New dialectal boundaries are conditioned with dislocation and moving out of the native population, fleeing from the Turks in mid-16th century and settlement of new population from southeastern Bosnia (ijekavskošćakavski-dialect spoken in Virovitica vicinity; ikavsko-jekavski speech of Virovitica); and eastern Herzegovina (most new što-dialects). After the Turks had left, resettlement from the opposite direction continued, as kaj-dialectal speakers were coming from the west, some of them probably descendants from the previously exiled population.
Interlinking and mixing of different kaj-dialect speech types from within and also, with što-dialects, brought about new speech types. One of them is spoken in Podravina, not so widely spread, but well-spread in northern Moslavina (hence, earning its type name, sjeverno-moslavački, or rather, čazmanski dialect).
Town speech of Koprivnica formed as an inter dialect, resulting from various dialects from surrounding areas- of three kaj-dialects and one novoštokavski (new type of što-dialect) on one side, and the impact of literary language. Kaj-dialectal literary language must have been strong as well. Its structure and lexicology was, too, influenced by various kaj-dialectal types, different dialects. After 1835, the new literary language was of a different type.
Today in Koprivnica, like it’s accustomed in towns and cities nowadays, there are two means, idioms of communication. The first is Koprivnica variant of colloquial speech style of Croatian literary language, as a subtype of Zagreb variety (just like others, i.e. Križevci, Varaždin, Krapina variety). The second is Koprivnica kaj-interdialect (Koprivnica kaj), its formation and character being discussed before. We can speak of yet another idiom with similar function which, however, should not be confused with Koprivnica sub-variant of colloquial literary language, even though they’re close. The same situation, yet on a lesser scale, is with Zagreb situation, where we have colloquial -style idiom with Zagreb što-dialect as well. People who speak što-dialect, either in Koprivnica or Zagreb, have such mother tongue idiom (što); in Koprivnica, it’s rather the new što-idiom, or, novoštokavština.

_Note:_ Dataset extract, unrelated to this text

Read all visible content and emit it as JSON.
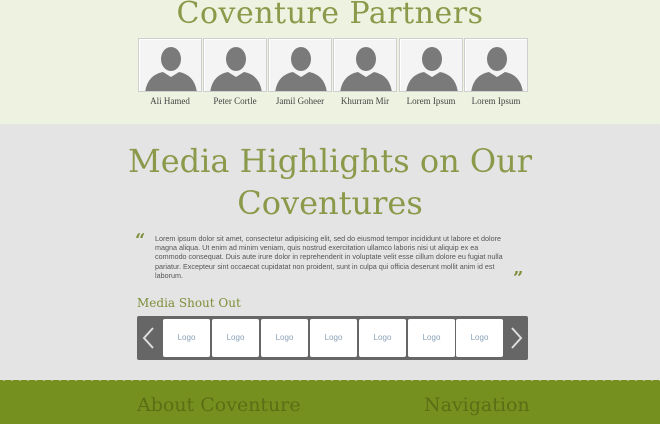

Only after a thorough, complex study and sociolinguistics and dialectal research, we can give figures and numbers on percentage of population speaking in those different idioms, what their lingual characteristics are, or their structure. In Koprivnica, this is yet to be done.
Other towns and cities, like Split, for example - there are studies conducted in sociolinguistics, resulting in dictionaries of speech. On the other hand, the town of Varaždin already has its dictionary of idioms, but a comprehensive study is yet to follow.
Koprivnica needs, and that is a must, to have its own language richness and variety, a symbol of its identity, collected and displayed properly, just like it has rounded up its accomplishments in business, education, arts, sports, healthcare, science, geography and history. I’ve advocated these studies and research some thirty years ago, when I actually was in a position to do a lot more, just like I can do a lot less. Since Koprivnica has no institution that deals with the language, I’ve advocated and I still do (not only for the language, but for similar areas of interest, too) that the town museum opens up a spot for at least one, if not two, linguists, at least one dialectologist- just like we already have historians, archeologists, art historians, ethnologists... These linguists would study and research the language of the town and its vicinity.